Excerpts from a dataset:
* * * * *

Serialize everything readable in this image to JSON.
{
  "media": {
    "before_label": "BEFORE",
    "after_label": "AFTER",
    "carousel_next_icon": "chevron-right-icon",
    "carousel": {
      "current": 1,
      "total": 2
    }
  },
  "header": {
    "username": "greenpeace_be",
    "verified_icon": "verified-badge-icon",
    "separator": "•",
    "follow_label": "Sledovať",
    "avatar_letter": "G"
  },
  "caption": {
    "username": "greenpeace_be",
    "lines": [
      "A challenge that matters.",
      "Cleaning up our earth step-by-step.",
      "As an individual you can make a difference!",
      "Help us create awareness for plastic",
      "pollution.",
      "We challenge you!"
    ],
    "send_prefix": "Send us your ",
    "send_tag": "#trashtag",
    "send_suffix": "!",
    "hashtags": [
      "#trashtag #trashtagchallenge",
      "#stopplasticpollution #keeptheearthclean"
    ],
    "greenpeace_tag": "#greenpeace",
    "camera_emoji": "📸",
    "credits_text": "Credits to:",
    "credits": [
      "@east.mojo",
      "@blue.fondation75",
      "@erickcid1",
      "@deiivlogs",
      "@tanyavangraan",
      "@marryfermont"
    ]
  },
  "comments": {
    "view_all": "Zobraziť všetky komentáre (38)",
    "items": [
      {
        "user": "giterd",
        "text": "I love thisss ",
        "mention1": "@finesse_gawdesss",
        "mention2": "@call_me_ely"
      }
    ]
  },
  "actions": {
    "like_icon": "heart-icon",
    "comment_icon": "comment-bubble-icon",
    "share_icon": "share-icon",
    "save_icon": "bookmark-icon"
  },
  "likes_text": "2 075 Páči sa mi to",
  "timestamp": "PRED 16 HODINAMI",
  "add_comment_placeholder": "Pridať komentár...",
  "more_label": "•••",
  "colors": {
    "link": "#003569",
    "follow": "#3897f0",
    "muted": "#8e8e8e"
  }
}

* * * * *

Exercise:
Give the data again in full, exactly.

Solution:
Serialize everything readable in this image to JSON.
{
  "media": {
    "before_label": "BEFORE",
    "after_label": "AFTER",
    "carousel_next_icon": "chevron-right-icon",
    "carousel": {
      "current": 1,
      "total": 2
    }
  },
  "header": {
    "username": "greenpeace_be",
    "verified_icon": "verified-badge-icon",
    "separator": "•",
    "follow_label": "Sledovať",
    "avatar_letter": "G"
  },
  "caption": {
    "username": "greenpeace_be",
    "lines": [
      "A challenge that matters.",
      "Cleaning up our earth step-by-step.",
      "As an individual you can make a difference!",
      "Help us create awareness for plastic",
      "pollution.",
      "We challenge you!"
    ],
    "send_prefix": "Send us your ",
    "send_tag": "#trashtag",
    "send_suffix": "!",
    "hashtags": [
      "#trashtag #trashtagchallenge",
      "#stopplasticpollution #keeptheearthclean"
    ],
    "greenpeace_tag": "#greenpeace",
    "camera_emoji": "📸",
    "credits_text": "Credits to:",
    "credits": [
      "@east.mojo",
      "@blue.fondation75",
      "@erickcid1",
      "@deiivlogs",
      "@tanyavangraan",
      "@marryfermont"
    ]
  },
  "comments": {
    "view_all": "Zobraziť všetky komentáre (38)",
    "items": [
      {
        "user": "giterd",
        "text": "I love thisss ",
        "mention1": "@finesse_gawdesss",
        "mention2": "@call_me_ely"
      }
    ]
  },
  "actions": {
    "like_icon": "heart-icon",
    "comment_icon": "comment-bubble-icon",
    "share_icon": "share-icon",
    "save_icon": "bookmark-icon"
  },
  "likes_text": "2 075 Páči sa mi to",
  "timestamp": "PRED 16 HODINAMI",
  "add_comment_placeholder": "Pridať komentár...",
  "more_label": "•••",
  "colors": {
    "link": "#003569",
    "follow": "#3897f0",
    "muted": "#8e8e8e"
  }
}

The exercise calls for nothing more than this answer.